Entries from a dataset of interfaces:
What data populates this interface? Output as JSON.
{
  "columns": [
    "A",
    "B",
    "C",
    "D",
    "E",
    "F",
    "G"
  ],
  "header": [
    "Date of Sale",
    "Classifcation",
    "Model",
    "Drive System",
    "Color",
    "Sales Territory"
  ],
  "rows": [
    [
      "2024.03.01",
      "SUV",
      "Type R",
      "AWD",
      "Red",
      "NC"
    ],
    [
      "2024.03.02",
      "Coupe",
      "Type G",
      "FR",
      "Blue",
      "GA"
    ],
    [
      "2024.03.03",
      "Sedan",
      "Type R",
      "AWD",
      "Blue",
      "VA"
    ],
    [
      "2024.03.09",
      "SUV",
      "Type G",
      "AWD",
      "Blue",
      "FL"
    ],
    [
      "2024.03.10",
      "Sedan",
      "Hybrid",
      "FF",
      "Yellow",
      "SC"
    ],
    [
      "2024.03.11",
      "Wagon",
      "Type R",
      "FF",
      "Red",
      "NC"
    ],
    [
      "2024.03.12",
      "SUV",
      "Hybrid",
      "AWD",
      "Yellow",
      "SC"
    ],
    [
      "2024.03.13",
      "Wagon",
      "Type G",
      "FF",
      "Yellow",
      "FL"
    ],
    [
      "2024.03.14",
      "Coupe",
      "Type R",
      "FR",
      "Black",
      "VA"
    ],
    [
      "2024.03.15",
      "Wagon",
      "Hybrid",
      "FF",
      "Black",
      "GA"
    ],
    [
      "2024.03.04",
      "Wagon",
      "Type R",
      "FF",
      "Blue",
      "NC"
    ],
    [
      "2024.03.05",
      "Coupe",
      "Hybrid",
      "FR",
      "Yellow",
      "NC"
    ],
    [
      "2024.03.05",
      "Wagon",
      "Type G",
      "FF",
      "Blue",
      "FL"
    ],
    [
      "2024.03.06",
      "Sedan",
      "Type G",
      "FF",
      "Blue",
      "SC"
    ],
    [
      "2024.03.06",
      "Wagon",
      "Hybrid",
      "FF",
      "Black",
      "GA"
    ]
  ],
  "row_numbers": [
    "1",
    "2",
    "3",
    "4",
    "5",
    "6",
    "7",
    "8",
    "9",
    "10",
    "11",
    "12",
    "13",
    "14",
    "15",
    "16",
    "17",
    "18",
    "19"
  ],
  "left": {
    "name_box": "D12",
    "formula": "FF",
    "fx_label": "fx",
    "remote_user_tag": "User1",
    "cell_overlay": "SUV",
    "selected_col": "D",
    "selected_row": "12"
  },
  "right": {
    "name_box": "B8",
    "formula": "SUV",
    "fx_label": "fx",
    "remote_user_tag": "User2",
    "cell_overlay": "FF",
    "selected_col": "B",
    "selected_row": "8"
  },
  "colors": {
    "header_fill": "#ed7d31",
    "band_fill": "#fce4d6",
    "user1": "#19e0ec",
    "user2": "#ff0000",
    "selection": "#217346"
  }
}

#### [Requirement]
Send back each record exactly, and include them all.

#### [Exercise answer]
What data populates this interface? Output as JSON.
{
  "columns": [
    "A",
    "B",
    "C",
    "D",
    "E",
    "F",
    "G"
  ],
  "header": [
    "Date of Sale",
    "Classifcation",
    "Model",
    "Drive System",
    "Color",
    "Sales Territory"
  ],
  "rows": [
    [
      "2024.03.01",
      "SUV",
      "Type R",
      "AWD",
      "Red",
      "NC"
    ],
    [
      "2024.03.02",
      "Coupe",
      "Type G",
      "FR",
      "Blue",
      "GA"
    ],
    [
      "2024.03.03",
      "Sedan",
      "Type R",
      "AWD",
      "Blue",
      "VA"
    ],
    [
      "2024.03.09",
      "SUV",
      "Type G",
      "AWD",
      "Blue",
      "FL"
    ],
    [
      "2024.03.10",
      "Sedan",
      "Hybrid",
      "FF",
      "Yellow",
      "SC"
    ],
    [
      "2024.03.11",
      "Wagon",
      "Type R",
      "FF",
      "Red",
      "NC"
    ],
    [
      "2024.03.12",
      "SUV",
      "Hybrid",
      "AWD",
      "Yellow",
      "SC"
    ],
    [
      "2024.03.13",
      "Wagon",
      "Type G",
      "FF",
      "Yellow",
      "FL"
    ],
    [
      "2024.03.14",
      "Coupe",
      "Type R",
      "FR",
      "Black",
      "VA"
    ],
    [
      "2024.03.15",
      "Wagon",
      "Hybrid",
      "FF",
      "Black",
      "GA"
    ],
    [
      "2024.03.04",
      "Wagon",
      "Type R",
      "FF",
      "Blue",
      "NC"
    ],
    [
      "2024.03.05",
      "Coupe",
      "Hybrid",
      "FR",
      "Yellow",
      "NC"
    ],
    [
      "2024.03.05",
      "Wagon",
      "Type G",
      "FF",
      "Blue",
      "FL"
    ],
    [
      "2024.03.06",
      "Sedan",
      "Type G",
      "FF",
      "Blue",
      "SC"
    ],
    [
      "2024.03.06",
      "Wagon",
      "Hybrid",
      "FF",
      "Black",
      "GA"
    ]
  ],
  "row_numbers": [
    "1",
    "2",
    "3",
    "4",
    "5",
    "6",
    "7",
    "8",
    "9",
    "10",
    "11",
    "12",
    "13",
    "14",
    "15",
    "16",
    "17",
    "18",
    "19"
  ],
  "left": {
    "name_box": "D12",
    "formula": "FF",
    "fx_label": "fx",
    "remote_user_tag": "User1",
    "cell_overlay": "SUV",
    "selected_col": "D",
    "selected_row": "12"
  },
  "right": {
    "name_box": "B8",
    "formula": "SUV",
    "fx_label": "fx",
    "remote_user_tag": "User2",
    "cell_overlay": "FF",
    "selected_col": "B",
    "selected_row": "8"
  },
  "colors": {
    "header_fill": "#ed7d31",
    "band_fill": "#fce4d6",
    "user1": "#19e0ec",
    "user2": "#ff0000",
    "selection": "#217346"
  }
}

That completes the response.